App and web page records
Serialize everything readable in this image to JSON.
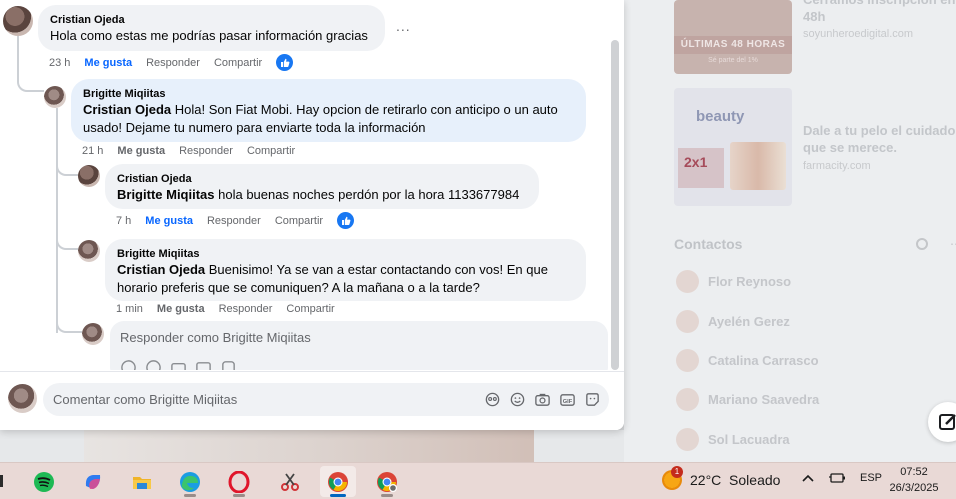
{
  "background": {
    "ads": [
      {
        "title": "Cerramos inscripción en 48h",
        "source": "soyunheroedigital.com",
        "image_band": "ÚLTIMAS 48 HORAS",
        "image_sub": "Sé parte del 1%"
      },
      {
        "title": "Dale a tu pelo el cuidado que se merece.",
        "source": "farmacity.com",
        "image_text": "beauty",
        "image_badge": "2x1"
      }
    ],
    "contacts_title": "Contactos",
    "contacts": [
      "Flor Reynoso",
      "Ayelén Gerez",
      "Catalina Carrasco",
      "Mariano Saavedra",
      "Sol Lacuadra"
    ]
  },
  "thread": {
    "more_dots": "...",
    "comments": [
      {
        "author": "Cristian Ojeda",
        "tag": "",
        "text": "Hola como estas me podrías pasar información gracias",
        "time": "23 h",
        "like": "Me gusta",
        "reply": "Responder",
        "share": "Compartir",
        "liked": true
      },
      {
        "author": "Brigitte Miqiitas",
        "tag": "Cristian Ojeda",
        "text": " Hola! Son Fiat Mobi. Hay opcion de retirarlo con anticipo o un auto usado! Dejame tu numero para enviarte toda la información",
        "time": "21 h",
        "like": "Me gusta",
        "reply": "Responder",
        "share": "Compartir",
        "liked": false
      },
      {
        "author": "Cristian Ojeda",
        "tag": "Brigitte Miqiitas",
        "text": " hola buenas noches perdón por la hora 1133677984",
        "time": "7 h",
        "like": "Me gusta",
        "reply": "Responder",
        "share": "Compartir",
        "liked": true
      },
      {
        "author": "Brigitte Miqiitas",
        "tag": "Cristian Ojeda",
        "text": " Buenisimo! Ya se van a estar contactando con vos! En que horario preferis que se comuniquen? A la mañana o a la tarde?",
        "time": "1 min",
        "like": "Me gusta",
        "reply": "Responder",
        "share": "Compartir",
        "liked": false
      }
    ],
    "reply_placeholder": "Responder como Brigitte Miqiitas",
    "comment_placeholder": "Comentar como Brigitte Miqiitas"
  },
  "taskbar": {
    "apps": [
      "spotify-icon",
      "copilot-icon",
      "file-explorer-icon",
      "edge-icon",
      "opera-icon",
      "snipping-tool-icon",
      "chrome-icon",
      "chrome-profile-icon"
    ],
    "weather_badge": "1",
    "weather": "22°C  Soleado",
    "language": "ESP",
    "time": "07:52",
    "date": "26/3/2025"
  },
  "colors": {
    "accent": "#0866ff",
    "bubble": "#f0f2f5",
    "reply_bubble": "#e7f0fb"
  }
}
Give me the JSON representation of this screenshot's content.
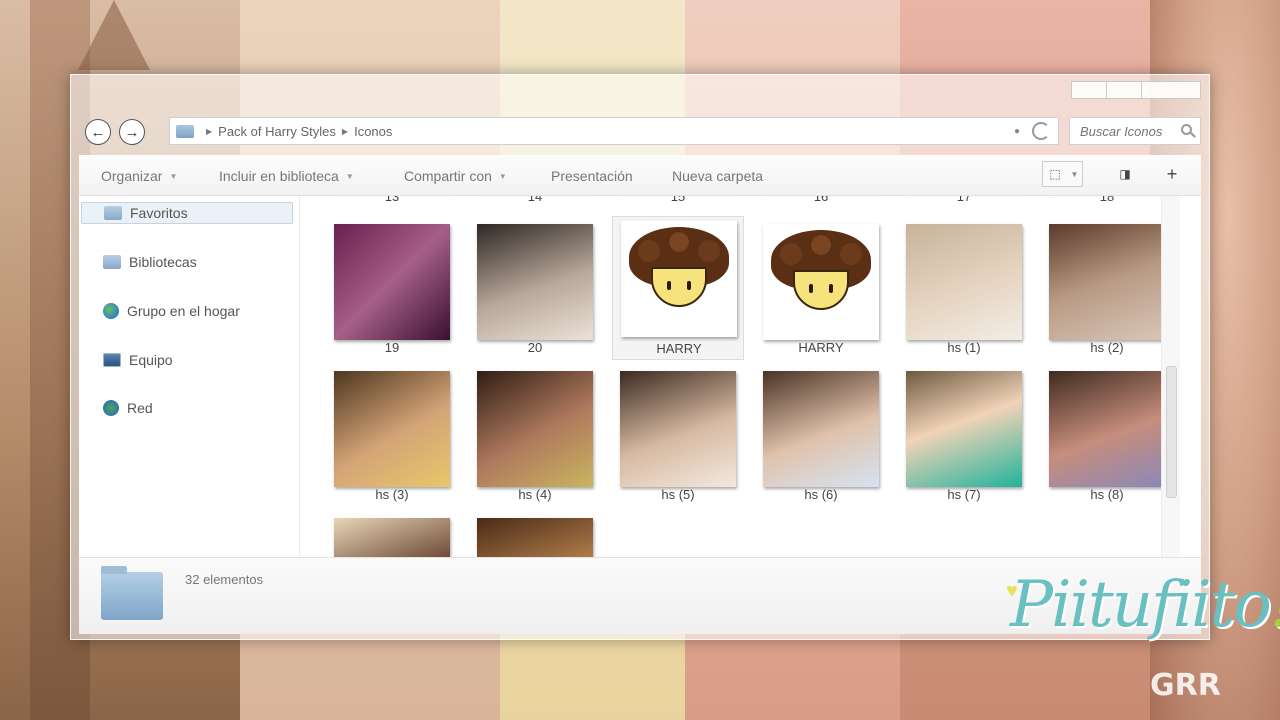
{
  "window": {
    "breadcrumb": [
      "Pack of Harry Styles",
      "Iconos"
    ],
    "search_placeholder": "Buscar Iconos"
  },
  "toolbar": {
    "organize": "Organizar",
    "include_library": "Incluir en biblioteca",
    "share_with": "Compartir con",
    "slideshow": "Presentación",
    "new_folder": "Nueva carpeta"
  },
  "sidebar": {
    "items": [
      {
        "label": "Favoritos",
        "icon": "star-folder-icon"
      },
      {
        "label": "Bibliotecas",
        "icon": "library-icon"
      },
      {
        "label": "Grupo en el hogar",
        "icon": "homegroup-icon"
      },
      {
        "label": "Equipo",
        "icon": "computer-icon"
      },
      {
        "label": "Red",
        "icon": "network-icon"
      }
    ]
  },
  "files": {
    "row0": [
      "13",
      "14",
      "15",
      "16",
      "17",
      "18"
    ],
    "row1": [
      "19",
      "20",
      "HARRY",
      "HARRY",
      "hs (1)",
      "hs (2)"
    ],
    "row2": [
      "hs (3)",
      "hs (4)",
      "hs (5)",
      "hs (6)",
      "hs (7)",
      "hs (8)"
    ]
  },
  "details": {
    "count": "32 elementos"
  },
  "watermark": {
    "logo": "Piitufiito",
    "bang": "!",
    "sub": "GRR"
  }
}
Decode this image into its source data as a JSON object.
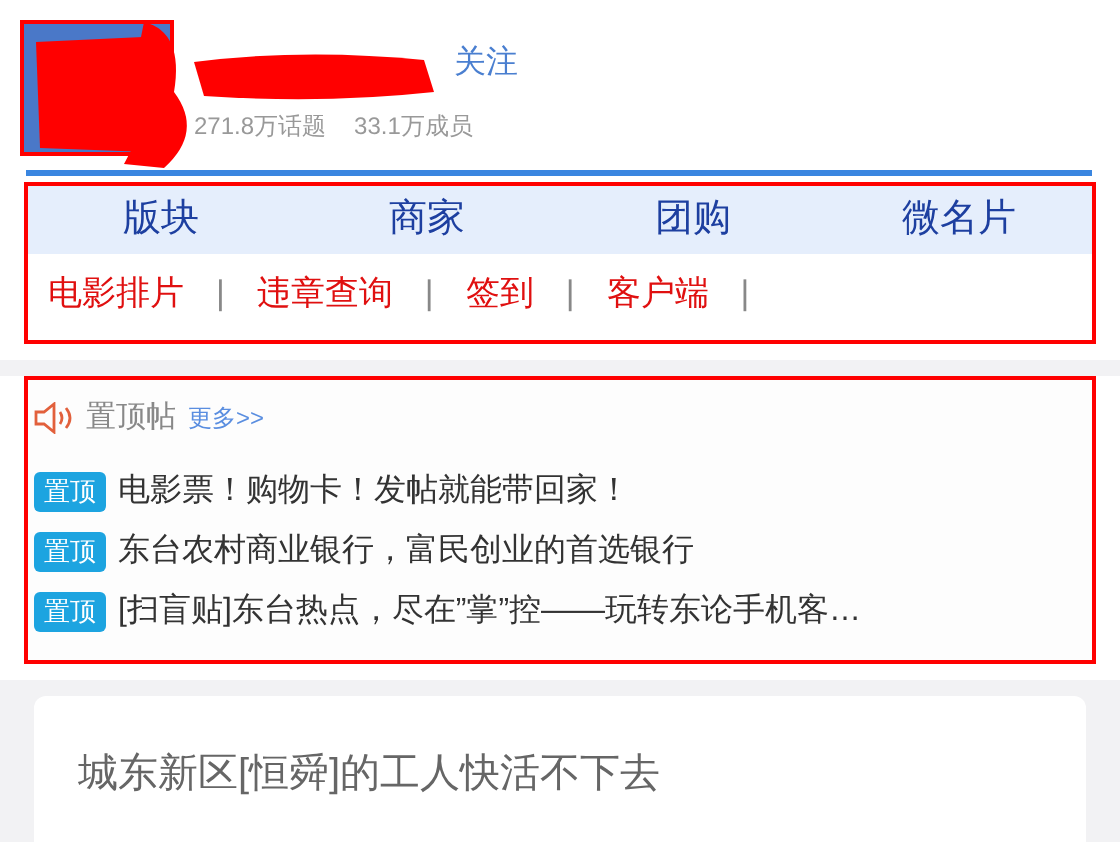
{
  "header": {
    "follow": "关注",
    "stats": [
      "271.8万话题",
      "33.1万成员"
    ]
  },
  "nav": {
    "tabs": [
      {
        "label": "版块"
      },
      {
        "label": "商家"
      },
      {
        "label": "团购"
      },
      {
        "label": "微名片"
      }
    ],
    "links": [
      {
        "label": "电影排片",
        "separator": "|"
      },
      {
        "label": "违章查询",
        "separator": "|"
      },
      {
        "label": "签到",
        "separator": "|"
      },
      {
        "label": "客户端",
        "separator": "|"
      }
    ]
  },
  "pinned": {
    "title": "置顶帖",
    "more": "更多>>",
    "posts": [
      {
        "badge": "置顶",
        "title": "电影票！购物卡！发帖就能带回家！"
      },
      {
        "badge": "置顶",
        "title": "东台农村商业银行，富民创业的首选银行"
      },
      {
        "badge": "置顶",
        "title": "[扫盲贴]东台热点，尽在”掌”控——玩转东论手机客…"
      }
    ]
  },
  "post_card": {
    "title": "城东新区[恒舜]的工人快活不下去"
  }
}
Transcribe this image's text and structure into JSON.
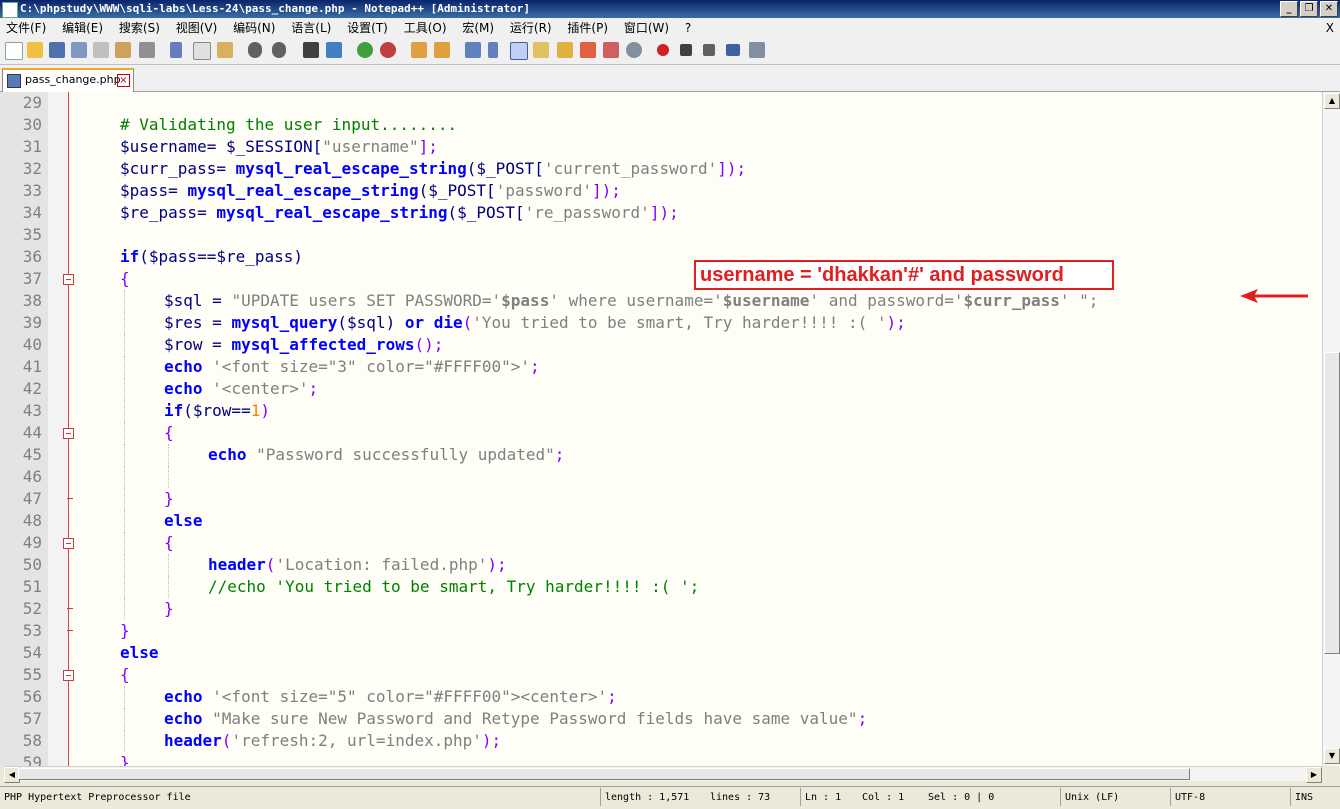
{
  "window": {
    "title": "C:\\phpstudy\\WWW\\sqli-labs\\Less-24\\pass_change.php - Notepad++ [Administrator]",
    "min": "_",
    "max": "❐",
    "close": "✕"
  },
  "menu": {
    "items": [
      "文件(F)",
      "编辑(E)",
      "搜索(S)",
      "视图(V)",
      "编码(N)",
      "语言(L)",
      "设置(T)",
      "工具(O)",
      "宏(M)",
      "运行(R)",
      "插件(P)",
      "窗口(W)",
      "?"
    ],
    "close": "X"
  },
  "tab": {
    "label": "pass_change.php",
    "close": "×"
  },
  "annotation": "username = 'dhakkan'#' and password",
  "code_lines": [
    "29",
    "30",
    "31",
    "32",
    "33",
    "34",
    "35",
    "36",
    "37",
    "38",
    "39",
    "40",
    "41",
    "42",
    "43",
    "44",
    "45",
    "46",
    "47",
    "48",
    "49",
    "50",
    "51",
    "52",
    "53",
    "54",
    "55",
    "56",
    "57",
    "58",
    "59"
  ],
  "code": {
    "l30": "# Validating the user input........",
    "l31a": "$username= $_SESSION[",
    "l31b": "\"username\"",
    "l31c": "];",
    "l32a": "$curr_pass= ",
    "l32b": "mysql_real_escape_string",
    "l32c": "($_POST[",
    "l32d": "'current_password'",
    "l32e": "]);",
    "l33a": "$pass= ",
    "l33b": "mysql_real_escape_string",
    "l33c": "($_POST[",
    "l33d": "'password'",
    "l33e": "]);",
    "l34a": "$re_pass= ",
    "l34b": "mysql_real_escape_string",
    "l34c": "($_POST[",
    "l34d": "'re_password'",
    "l34e": "]);",
    "l36a": "if",
    "l36b": "($pass==$re_pass)",
    "l37": "{",
    "l38a": "$sql = ",
    "l38b": "\"UPDATE users SET PASSWORD='",
    "l38c": "$pass",
    "l38d": "' where username='",
    "l38e": "$username",
    "l38f": "' and password='",
    "l38g": "$curr_pass",
    "l38h": "' \";",
    "l39a": "$res = ",
    "l39b": "mysql_query",
    "l39c": "($sql) ",
    "l39d": "or die",
    "l39e": "(",
    "l39f": "'You tried to be smart, Try harder!!!! :( '",
    "l39g": ");",
    "l40a": "$row = ",
    "l40b": "mysql_affected_rows",
    "l40c": "();",
    "l41a": "echo",
    "l41b": " '<font size=\"3\" color=\"#FFFF00\">'",
    "l41c": ";",
    "l42a": "echo",
    "l42b": " '<center>'",
    "l42c": ";",
    "l43a": "if",
    "l43b": "($row==",
    "l43c": "1",
    "l43d": ")",
    "l44": "{",
    "l45a": "echo",
    "l45b": " \"Password successfully updated\"",
    "l45c": ";",
    "l47": "}",
    "l48": "else",
    "l49": "{",
    "l50a": "header",
    "l50b": "(",
    "l50c": "'Location: failed.php'",
    "l50d": ");",
    "l51": "//echo 'You tried to be smart, Try harder!!!! :( ';",
    "l52": "}",
    "l53": "}",
    "l54": "else",
    "l55": "{",
    "l56a": "echo",
    "l56b": " '<font size=\"5\" color=\"#FFFF00\"><center>'",
    "l56c": ";",
    "l57a": "echo",
    "l57b": " \"Make sure New Password and Retype Password fields have same value\"",
    "l57c": ";",
    "l58a": "header",
    "l58b": "(",
    "l58c": "'refresh:2, url=index.php'",
    "l58d": ");",
    "l59": "}"
  },
  "status": {
    "file_type": "PHP Hypertext Preprocessor file",
    "length": "length : 1,571",
    "lines": "lines : 73",
    "ln": "Ln : 1",
    "col": "Col : 1",
    "sel": "Sel : 0 | 0",
    "eol": "Unix (LF)",
    "encoding": "UTF-8",
    "ins": "INS"
  },
  "colors": {
    "keyword": "#0000ff",
    "comment": "#008000",
    "string": "#808080",
    "annotation": "#e02020"
  }
}
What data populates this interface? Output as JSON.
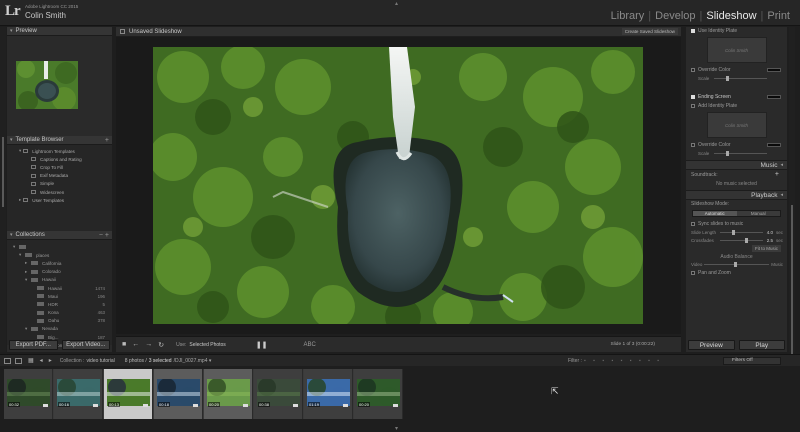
{
  "identity": {
    "logo": "Lr",
    "product": "Adobe Lightroom CC 2015",
    "user": "Colin Smith"
  },
  "modules": {
    "library": "Library",
    "develop": "Develop",
    "slideshow": "Slideshow",
    "print": "Print",
    "separator": "|"
  },
  "left_panel": {
    "preview_title": "Preview",
    "template_browser_title": "Template Browser",
    "templates": [
      {
        "label": "Lightroom Templates",
        "child": false,
        "twisty": "▾"
      },
      {
        "label": "Captions and Rating",
        "child": true,
        "twisty": ""
      },
      {
        "label": "Crop To Fill",
        "child": true,
        "twisty": ""
      },
      {
        "label": "Exif Metadata",
        "child": true,
        "twisty": ""
      },
      {
        "label": "Simple",
        "child": true,
        "twisty": ""
      },
      {
        "label": "Widescreen",
        "child": true,
        "twisty": ""
      },
      {
        "label": "User Templates",
        "child": false,
        "twisty": "▸"
      }
    ],
    "collections_title": "Collections",
    "collections_controls": "− +",
    "collections": [
      {
        "label": "",
        "count": "",
        "indent": 0,
        "twisty": "▾"
      },
      {
        "label": "places",
        "count": "",
        "indent": 1,
        "twisty": "▾"
      },
      {
        "label": "California",
        "count": "",
        "indent": 2,
        "twisty": "▸"
      },
      {
        "label": "Colorado",
        "count": "",
        "indent": 2,
        "twisty": "▸"
      },
      {
        "label": "Hawaii",
        "count": "",
        "indent": 2,
        "twisty": "▾"
      },
      {
        "label": "Hawaii",
        "count": "1474",
        "indent": 3,
        "twisty": ""
      },
      {
        "label": "Maui",
        "count": "196",
        "indent": 3,
        "twisty": ""
      },
      {
        "label": "HDR",
        "count": "5",
        "indent": 3,
        "twisty": ""
      },
      {
        "label": "Kona",
        "count": "463",
        "indent": 3,
        "twisty": ""
      },
      {
        "label": "Oahu",
        "count": "378",
        "indent": 3,
        "twisty": ""
      },
      {
        "label": "Nevada",
        "count": "",
        "indent": 2,
        "twisty": "▾"
      },
      {
        "label": "Big...",
        "count": "187",
        "indent": 3,
        "twisty": ""
      },
      {
        "label": "Nelson",
        "count": "131",
        "indent": 3,
        "twisty": ""
      }
    ],
    "export_pdf": "Export PDF...",
    "export_video": "Export Video..."
  },
  "center": {
    "slideshow_title": "Unsaved Slideshow",
    "create_saved": "Create Saved Slideshow",
    "use_label": "Use:",
    "use_value": "Selected Photos",
    "play_state": "❚❚",
    "abc": "ABC",
    "slide_counter": "Slide 1 of 3 (0:00:22)"
  },
  "right_panel": {
    "use_identity_plate": "Use Identity Plate",
    "identity_plate_text": "Colin Smith",
    "override_color": "Override Color",
    "scale_label": "Scale",
    "ending_screen": "Ending Screen",
    "add_identity_plate": "Add Identity Plate",
    "override_color_2": "Override Color",
    "scale_label_2": "Scale",
    "music_title": "Music",
    "soundtrack": "Soundtrack:",
    "no_music": "No music selected",
    "playback_title": "Playback",
    "slideshow_mode": "Slideshow Mode:",
    "mode_automatic": "Automatic",
    "mode_manual": "Manual",
    "sync_slides": "Sync slides to music",
    "slide_length_label": "Slide Length",
    "slide_length_value": "4.0",
    "slide_length_unit": "sec",
    "slide_length_level": 0.3,
    "crossfades_label": "Crossfades",
    "crossfades_value": "2.5",
    "crossfades_unit": "sec",
    "crossfades_level": 0.6,
    "fit_to_music": "Fit to Music",
    "audio_balance": "Audio Balance",
    "video_label": "Video",
    "music_label": "Music",
    "pan_and_zoom": "Pan and Zoom",
    "preview_button": "Preview",
    "play_button": "Play",
    "collapse_triangle": "◂"
  },
  "filmstrip_bar": {
    "source_label": "Collection :",
    "source": "video tutorial",
    "count": "8 photos /",
    "selected": "3 selected",
    "file": "/DJI_0027.mp4 ▾",
    "filter_label": "Filter :",
    "filter_icons": "▪ ▪ ▪ ▪ ▪ ▪ ▪ ▪ ▪",
    "filter_value": "Filters Off"
  },
  "filmstrip": {
    "thumbs": [
      {
        "duration": "00:32",
        "selected": false,
        "sel_level": 0
      },
      {
        "duration": "00:16",
        "selected": false,
        "sel_level": 0
      },
      {
        "duration": "00:13",
        "selected": true,
        "sel_level": 2
      },
      {
        "duration": "00:18",
        "selected": true,
        "sel_level": 1
      },
      {
        "duration": "00:20",
        "selected": true,
        "sel_level": 1
      },
      {
        "duration": "00:38",
        "selected": false,
        "sel_level": 0
      },
      {
        "duration": "01:19",
        "selected": false,
        "sel_level": 0
      },
      {
        "duration": "00:20",
        "selected": false,
        "sel_level": 0
      }
    ]
  },
  "colors": {
    "background": "#1e1e1e",
    "panel": "#2a2a2a",
    "text": "#b8b8b8",
    "active_module": "#e8e8e8",
    "foliage": "#3f6b22",
    "water": "#3c4a4c"
  }
}
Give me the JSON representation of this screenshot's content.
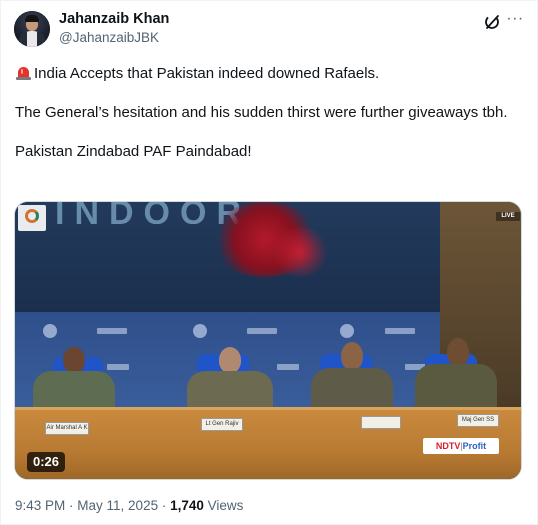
{
  "author": {
    "name": "Jahanzaib Khan",
    "handle": "@JahanzaibJBK"
  },
  "header_icons": [
    "grok-icon",
    "more-icon"
  ],
  "more_glyph": "···",
  "post": {
    "line1_icon": "siren-icon",
    "line1": "India Accepts that Pakistan indeed downed Rafaels.",
    "line2": "The General’s hesitation and his sudden thirst were further giveaways tbh.",
    "line3": "Pakistan Zindabad PAF Paindabad!"
  },
  "media": {
    "type": "video",
    "duration": "0:26",
    "banner_text": "INDOOR",
    "corner_tag": "LIVE",
    "broadcaster": "NDTV",
    "broadcaster_suffix": "Profit",
    "broadcaster_sep": "|",
    "nameplates": [
      "Air Marshal A K Bharti",
      "Lt Gen Rajiv Ghai",
      "",
      "Maj Gen SS Sharda"
    ]
  },
  "meta": {
    "time": "9:43 PM",
    "sep1": " · ",
    "date": "May 11, 2025",
    "sep2": " · ",
    "views_count": "1,740",
    "views_label": " Views"
  },
  "colors": {
    "text_primary": "#0f1419",
    "text_secondary": "#536471",
    "siren_red": "#e2342d"
  }
}
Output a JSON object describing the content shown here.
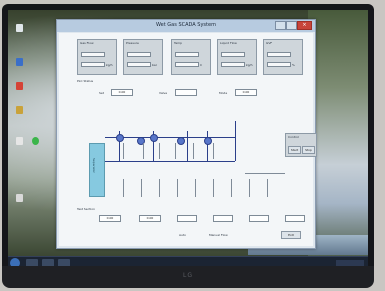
{
  "monitor": {
    "brand": "LG"
  },
  "window": {
    "title": "Wet Gas SCADA System"
  },
  "gauges": [
    {
      "caption": "Gas Flow",
      "value": "0.00",
      "unit": "kg/h"
    },
    {
      "caption": "Pressure",
      "value": "10.00",
      "unit": "bar"
    },
    {
      "caption": "Temp",
      "value": "0.00",
      "unit": "C"
    },
    {
      "caption": "Liquid Flow",
      "value": "0.00",
      "unit": "kg/h"
    },
    {
      "caption": "GVF",
      "value": "0.00",
      "unit": "%"
    }
  ],
  "row_status": {
    "label": "PLC Status"
  },
  "controls": [
    {
      "label": "Set",
      "value": "0.00"
    },
    {
      "label": "Valve",
      "value": ""
    },
    {
      "label": "Mode",
      "value": "0.00"
    }
  ],
  "tank": {
    "label": "Separator"
  },
  "side_panel": {
    "title": "Control",
    "start": "Start",
    "stop": "Stop"
  },
  "bottom": {
    "label": "Test Section",
    "fields": [
      "0.00",
      "0.00",
      "",
      "",
      "",
      ""
    ],
    "checks": [
      "Auto",
      "Manual Flow"
    ],
    "exit": "Exit"
  }
}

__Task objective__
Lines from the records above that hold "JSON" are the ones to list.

__Output for this exercise__
Serialize everything readable in this image to JSON.
Give me the JSON representation of this screenshot's content.
Decode this image into its source data as a JSON object.
Transcribe this image's text and structure into JSON.
What data populates this interface? Output as JSON.
Give me the JSON representation of this screenshot's content.
Output a JSON object describing the content shown here.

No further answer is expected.